(Beginning of Records)

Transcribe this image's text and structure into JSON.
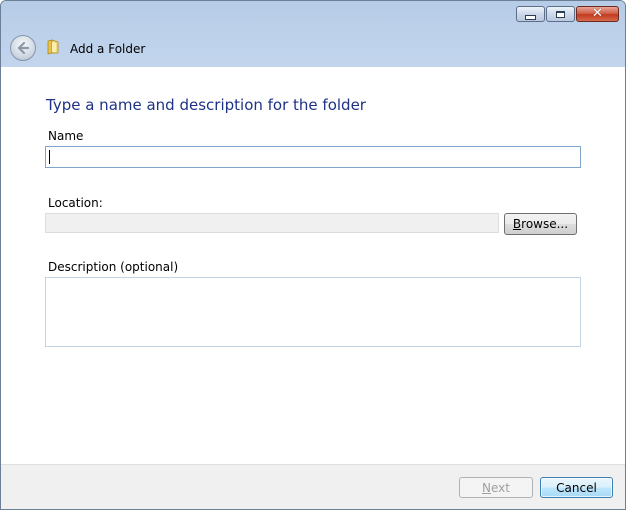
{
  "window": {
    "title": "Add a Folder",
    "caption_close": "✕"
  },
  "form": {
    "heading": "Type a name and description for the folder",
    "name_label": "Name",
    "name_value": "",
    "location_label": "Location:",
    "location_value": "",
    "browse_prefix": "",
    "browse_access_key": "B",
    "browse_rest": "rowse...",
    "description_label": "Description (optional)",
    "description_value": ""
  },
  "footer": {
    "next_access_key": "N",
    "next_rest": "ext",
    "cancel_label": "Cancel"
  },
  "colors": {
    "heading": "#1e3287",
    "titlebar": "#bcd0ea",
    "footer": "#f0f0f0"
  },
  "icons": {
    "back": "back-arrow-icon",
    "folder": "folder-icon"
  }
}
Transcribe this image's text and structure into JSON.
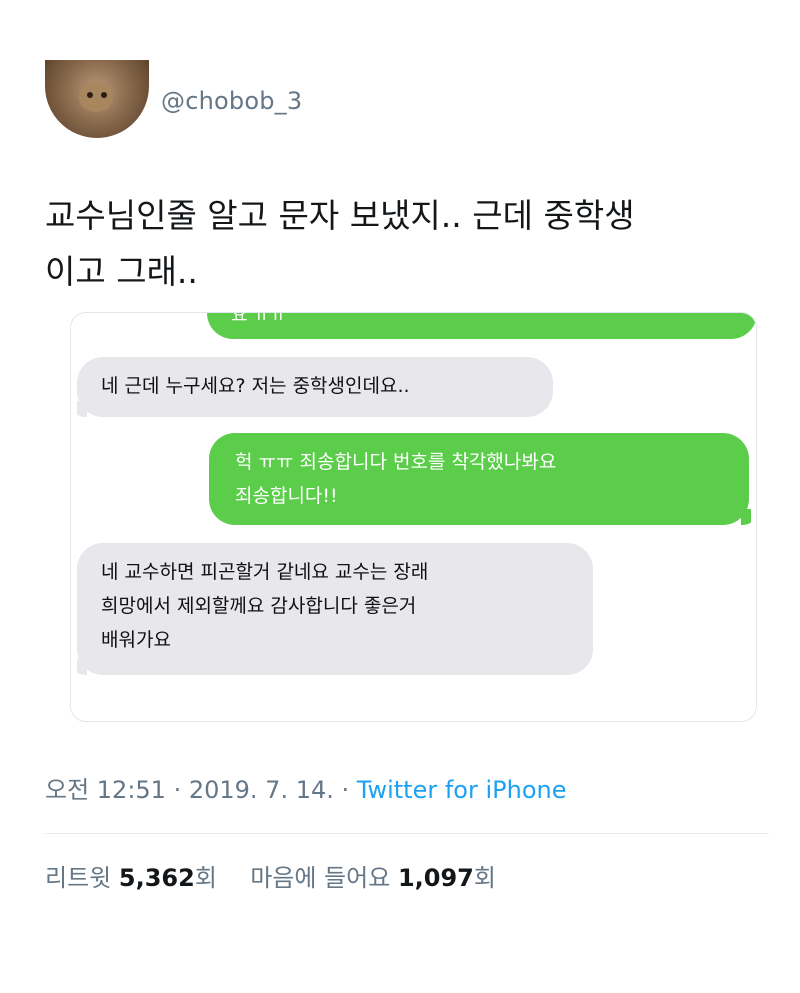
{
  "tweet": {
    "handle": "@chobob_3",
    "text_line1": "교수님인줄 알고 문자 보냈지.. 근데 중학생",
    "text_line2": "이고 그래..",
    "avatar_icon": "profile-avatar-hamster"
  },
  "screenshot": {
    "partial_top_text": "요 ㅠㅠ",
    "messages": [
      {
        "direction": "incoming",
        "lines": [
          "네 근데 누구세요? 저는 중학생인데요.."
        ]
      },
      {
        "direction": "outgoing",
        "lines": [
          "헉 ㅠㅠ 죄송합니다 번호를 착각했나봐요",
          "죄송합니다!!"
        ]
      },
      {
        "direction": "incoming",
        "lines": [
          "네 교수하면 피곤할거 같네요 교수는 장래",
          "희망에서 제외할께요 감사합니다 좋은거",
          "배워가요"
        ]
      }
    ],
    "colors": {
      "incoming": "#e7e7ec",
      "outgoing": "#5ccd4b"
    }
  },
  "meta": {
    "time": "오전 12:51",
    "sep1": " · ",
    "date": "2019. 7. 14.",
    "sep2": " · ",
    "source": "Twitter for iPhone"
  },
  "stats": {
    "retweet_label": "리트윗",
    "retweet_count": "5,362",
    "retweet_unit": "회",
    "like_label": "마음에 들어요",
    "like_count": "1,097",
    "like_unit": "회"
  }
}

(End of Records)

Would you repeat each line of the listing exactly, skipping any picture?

▶ **Exercise answer**:
Transcribe this image's text and structure into JSON.
{
  "window": {
    "title": "Add a Folder",
    "caption_close": "✕"
  },
  "form": {
    "heading": "Type a name and description for the folder",
    "name_label": "Name",
    "name_value": "",
    "location_label": "Location:",
    "location_value": "",
    "browse_prefix": "",
    "browse_access_key": "B",
    "browse_rest": "rowse...",
    "description_label": "Description (optional)",
    "description_value": ""
  },
  "footer": {
    "next_access_key": "N",
    "next_rest": "ext",
    "cancel_label": "Cancel"
  },
  "colors": {
    "heading": "#1e3287",
    "titlebar": "#bcd0ea",
    "footer": "#f0f0f0"
  },
  "icons": {
    "back": "back-arrow-icon",
    "folder": "folder-icon"
  }
}
Transcribe this image's text and structure into JSON.
{
  "tweet": {
    "handle": "@chobob_3",
    "text_line1": "교수님인줄 알고 문자 보냈지.. 근데 중학생",
    "text_line2": "이고 그래..",
    "avatar_icon": "profile-avatar-hamster"
  },
  "screenshot": {
    "partial_top_text": "요 ㅠㅠ",
    "messages": [
      {
        "direction": "incoming",
        "lines": [
          "네 근데 누구세요? 저는 중학생인데요.."
        ]
      },
      {
        "direction": "outgoing",
        "lines": [
          "헉 ㅠㅠ 죄송합니다 번호를 착각했나봐요",
          "죄송합니다!!"
        ]
      },
      {
        "direction": "incoming",
        "lines": [
          "네 교수하면 피곤할거 같네요 교수는 장래",
          "희망에서 제외할께요 감사합니다 좋은거",
          "배워가요"
        ]
      }
    ],
    "colors": {
      "incoming": "#e7e7ec",
      "outgoing": "#5ccd4b"
    }
  },
  "meta": {
    "time": "오전 12:51",
    "sep1": " · ",
    "date": "2019. 7. 14.",
    "sep2": " · ",
    "source": "Twitter for iPhone"
  },
  "stats": {
    "retweet_label": "리트윗",
    "retweet_count": "5,362",
    "retweet_unit": "회",
    "like_label": "마음에 들어요",
    "like_count": "1,097",
    "like_unit": "회"
  }
}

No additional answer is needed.